A vulture fund that bought a portfolio of distressed mortgages has pushed up the interest rate it charges homeowners, despite being told this could push many into default.
Many of the mortgages are understood to be in default as they were originated by a subprime lender. The move by largest vulture in the State, Promontoria, is seen as a test case, and reflects the fact that vultures now realise that they overpaid for loan portfolios.
Vulture funds have made big returns in commercial property here but the messy mortgage arrears sector is proving a minefield even for Wall Street financiers. Courts are very reluctant to grant repossession orders, and large numbers of homeowners are not engaging.
This is leading to pressure on vultures to make a return on distressed loan books they bought, prompting a number of portfolios to change hands lately. But this is the first time a rate rise has been imposed. This is at a time when mortgage rates in this country are falling.
Homeowners were shocked this week to get letters from credit servicer Link Asset Management telling them their variable rate was rising from 4.98pc to 5.01pc from the start of this month.
This will mean an extra €144 a year in payments for a family with a €300,000 mortgage. Although the percentage increase in the variable rate is not big, the move is seen as testing the water to see if homeowners whose mortgages were sold will accept rate rises.
The mortgages impacted were bought by Promontoria Land from Stepstone, a subprime lender during the boom that was owned by KBC Bank and Lehman Brothers.
Promontoria is the Irish arm of US vulture fund Cerberus. There are close to 1,000 loans affected. The letters about the rate rise were sent out by the Dublin offices of Link Asset Management, which manages the portfolio.
Mortgage campaigner David Hall claimed the vulture fund business case was now a busted flush. He said the narrative that there will no large volume of repossessions and the reluctance of courts to allow repossessions had meant people were not engaging with vultures that bought distressed loan books.
Mr Hall has been claiming for a while that there will be a “tsunami of repossessions”. But he said those who countered him on this had convinced people there will be no repossessions.
This has led to a situation where some of those whose loans were sold to vultures were not engaging. Vultures were unable to make a return on their portfolios, he claimed. This was prompting a number of funds to “flip” loan books, making a loss. It was also why Promontoria was testing the water, he said.
“The vultures bought too expensively. Their model requires getting cash in quickly, but you can’t get blood out of a stone. People just don’t have the money, and they can’t get repossessions. The game is up for vultures,” he said.
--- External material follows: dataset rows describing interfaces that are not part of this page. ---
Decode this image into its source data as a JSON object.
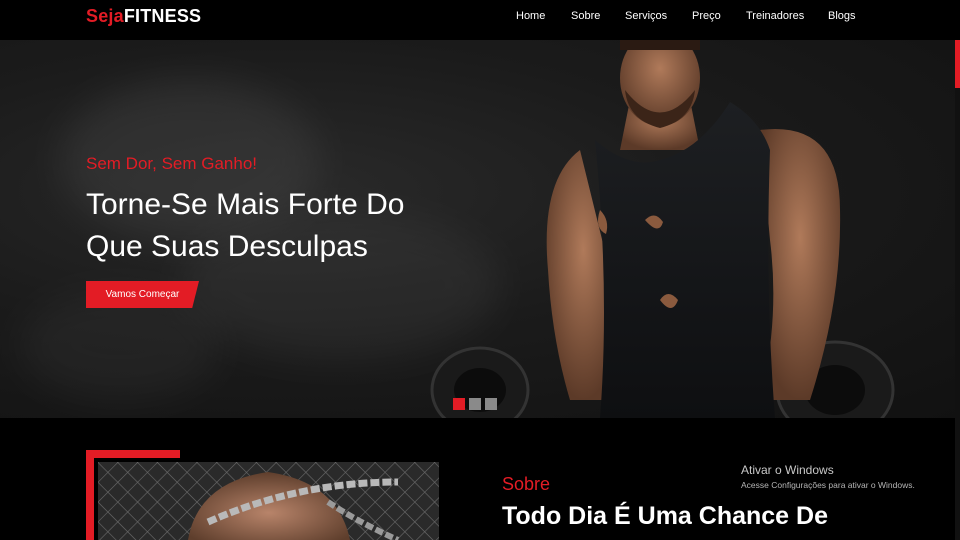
{
  "brand": {
    "accent": "Seja",
    "main": "FITNESS"
  },
  "nav": [
    {
      "label": "Home"
    },
    {
      "label": "Sobre"
    },
    {
      "label": "Serviços"
    },
    {
      "label": "Preço"
    },
    {
      "label": "Treinadores"
    },
    {
      "label": "Blogs"
    }
  ],
  "hero": {
    "subtitle": "Sem Dor, Sem Ganho!",
    "title": "Torne-Se Mais Forte Do Que Suas Desculpas",
    "button": "Vamos Começar",
    "slides": {
      "count": 3,
      "active": 1
    }
  },
  "about": {
    "label": "Sobre",
    "title": "Todo Dia É Uma Chance De"
  },
  "windows_watermark": {
    "title": "Ativar o Windows",
    "subtitle": "Acesse Configurações para ativar o Windows."
  },
  "colors": {
    "accent": "#e31c25",
    "background": "#000000",
    "hero_bg": "#1b1b1b"
  },
  "icons": [
    "slide-indicator",
    "hero-photo-man-with-barbell",
    "about-photo-man-with-chains"
  ]
}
Asked why it was increasing the variable rate neither Link Asset Services nor Promontoria commented. They also declined to reply when asked if the move was an attempt to push people into default in a bid to force a repossession.